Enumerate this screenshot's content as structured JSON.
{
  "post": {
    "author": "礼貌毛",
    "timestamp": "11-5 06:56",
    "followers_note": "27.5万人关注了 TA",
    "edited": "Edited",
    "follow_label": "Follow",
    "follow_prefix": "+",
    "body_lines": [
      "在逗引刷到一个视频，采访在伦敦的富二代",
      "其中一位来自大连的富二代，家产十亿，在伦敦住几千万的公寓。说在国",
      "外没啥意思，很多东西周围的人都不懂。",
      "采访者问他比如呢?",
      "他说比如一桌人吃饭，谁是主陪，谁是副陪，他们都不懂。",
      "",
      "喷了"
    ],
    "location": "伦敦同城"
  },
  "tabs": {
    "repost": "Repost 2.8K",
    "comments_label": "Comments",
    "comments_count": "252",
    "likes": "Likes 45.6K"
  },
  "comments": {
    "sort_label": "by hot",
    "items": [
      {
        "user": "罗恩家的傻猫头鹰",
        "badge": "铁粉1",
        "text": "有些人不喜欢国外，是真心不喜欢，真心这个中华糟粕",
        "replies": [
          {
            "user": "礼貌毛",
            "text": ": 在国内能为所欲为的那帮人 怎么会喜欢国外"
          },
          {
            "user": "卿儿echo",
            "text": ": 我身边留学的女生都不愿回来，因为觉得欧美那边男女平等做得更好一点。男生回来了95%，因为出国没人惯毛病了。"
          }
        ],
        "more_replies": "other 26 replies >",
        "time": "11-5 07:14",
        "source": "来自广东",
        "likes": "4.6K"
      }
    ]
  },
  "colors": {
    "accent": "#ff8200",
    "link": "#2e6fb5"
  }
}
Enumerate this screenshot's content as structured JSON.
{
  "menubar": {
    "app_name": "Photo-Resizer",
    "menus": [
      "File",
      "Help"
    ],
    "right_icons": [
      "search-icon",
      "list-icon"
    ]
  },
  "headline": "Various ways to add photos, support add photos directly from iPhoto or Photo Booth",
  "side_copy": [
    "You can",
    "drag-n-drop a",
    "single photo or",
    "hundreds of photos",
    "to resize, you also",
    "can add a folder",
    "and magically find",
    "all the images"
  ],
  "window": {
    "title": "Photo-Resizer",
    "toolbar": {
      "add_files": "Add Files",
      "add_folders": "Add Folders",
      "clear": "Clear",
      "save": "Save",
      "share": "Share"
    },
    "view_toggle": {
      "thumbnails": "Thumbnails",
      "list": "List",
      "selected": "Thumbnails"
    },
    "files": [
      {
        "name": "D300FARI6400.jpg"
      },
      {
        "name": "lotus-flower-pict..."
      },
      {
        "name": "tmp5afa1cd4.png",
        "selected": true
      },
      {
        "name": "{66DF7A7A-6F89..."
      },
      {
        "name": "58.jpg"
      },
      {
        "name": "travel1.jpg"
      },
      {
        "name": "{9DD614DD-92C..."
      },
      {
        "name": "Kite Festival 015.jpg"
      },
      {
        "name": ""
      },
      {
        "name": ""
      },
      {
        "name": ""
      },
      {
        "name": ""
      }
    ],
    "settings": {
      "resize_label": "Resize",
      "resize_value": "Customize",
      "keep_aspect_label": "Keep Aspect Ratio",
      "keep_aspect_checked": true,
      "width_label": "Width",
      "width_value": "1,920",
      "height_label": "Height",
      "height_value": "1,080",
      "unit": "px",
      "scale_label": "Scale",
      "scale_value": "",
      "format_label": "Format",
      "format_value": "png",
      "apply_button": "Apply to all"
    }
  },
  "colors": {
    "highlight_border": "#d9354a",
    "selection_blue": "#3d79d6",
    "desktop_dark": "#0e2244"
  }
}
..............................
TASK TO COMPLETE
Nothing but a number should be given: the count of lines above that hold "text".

TASK SOLUTION
3